**Recorded information**
--

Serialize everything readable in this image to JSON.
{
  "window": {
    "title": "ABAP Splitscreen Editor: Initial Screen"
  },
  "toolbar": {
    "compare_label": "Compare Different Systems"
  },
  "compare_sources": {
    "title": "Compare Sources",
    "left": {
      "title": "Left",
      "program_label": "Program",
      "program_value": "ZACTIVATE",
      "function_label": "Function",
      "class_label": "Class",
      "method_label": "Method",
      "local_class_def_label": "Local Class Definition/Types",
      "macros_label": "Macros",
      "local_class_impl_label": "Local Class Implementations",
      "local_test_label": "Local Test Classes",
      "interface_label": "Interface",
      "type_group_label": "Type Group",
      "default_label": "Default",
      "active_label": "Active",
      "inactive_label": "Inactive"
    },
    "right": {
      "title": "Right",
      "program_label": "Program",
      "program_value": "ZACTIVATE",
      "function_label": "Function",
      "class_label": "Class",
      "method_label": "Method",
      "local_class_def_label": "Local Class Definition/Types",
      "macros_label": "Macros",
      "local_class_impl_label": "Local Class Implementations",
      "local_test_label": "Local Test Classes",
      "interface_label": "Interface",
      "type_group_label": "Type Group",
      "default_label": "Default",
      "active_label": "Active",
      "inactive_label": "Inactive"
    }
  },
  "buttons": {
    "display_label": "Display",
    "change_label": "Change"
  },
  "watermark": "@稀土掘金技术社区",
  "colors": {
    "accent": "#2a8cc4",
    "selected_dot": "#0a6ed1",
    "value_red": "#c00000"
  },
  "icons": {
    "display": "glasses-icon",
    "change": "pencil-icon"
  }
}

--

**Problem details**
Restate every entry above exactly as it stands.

**The completed task**
Serialize everything readable in this image to JSON.
{
  "window": {
    "title": "ABAP Splitscreen Editor: Initial Screen"
  },
  "toolbar": {
    "compare_label": "Compare Different Systems"
  },
  "compare_sources": {
    "title": "Compare Sources",
    "left": {
      "title": "Left",
      "program_label": "Program",
      "program_value": "ZACTIVATE",
      "function_label": "Function",
      "class_label": "Class",
      "method_label": "Method",
      "local_class_def_label": "Local Class Definition/Types",
      "macros_label": "Macros",
      "local_class_impl_label": "Local Class Implementations",
      "local_test_label": "Local Test Classes",
      "interface_label": "Interface",
      "type_group_label": "Type Group",
      "default_label": "Default",
      "active_label": "Active",
      "inactive_label": "Inactive"
    },
    "right": {
      "title": "Right",
      "program_label": "Program",
      "program_value": "ZACTIVATE",
      "function_label": "Function",
      "class_label": "Class",
      "method_label": "Method",
      "local_class_def_label": "Local Class Definition/Types",
      "macros_label": "Macros",
      "local_class_impl_label": "Local Class Implementations",
      "local_test_label": "Local Test Classes",
      "interface_label": "Interface",
      "type_group_label": "Type Group",
      "default_label": "Default",
      "active_label": "Active",
      "inactive_label": "Inactive"
    }
  },
  "buttons": {
    "display_label": "Display",
    "change_label": "Change"
  },
  "watermark": "@稀土掘金技术社区",
  "colors": {
    "accent": "#2a8cc4",
    "selected_dot": "#0a6ed1",
    "value_red": "#c00000"
  },
  "icons": {
    "display": "glasses-icon",
    "change": "pencil-icon"
  }
}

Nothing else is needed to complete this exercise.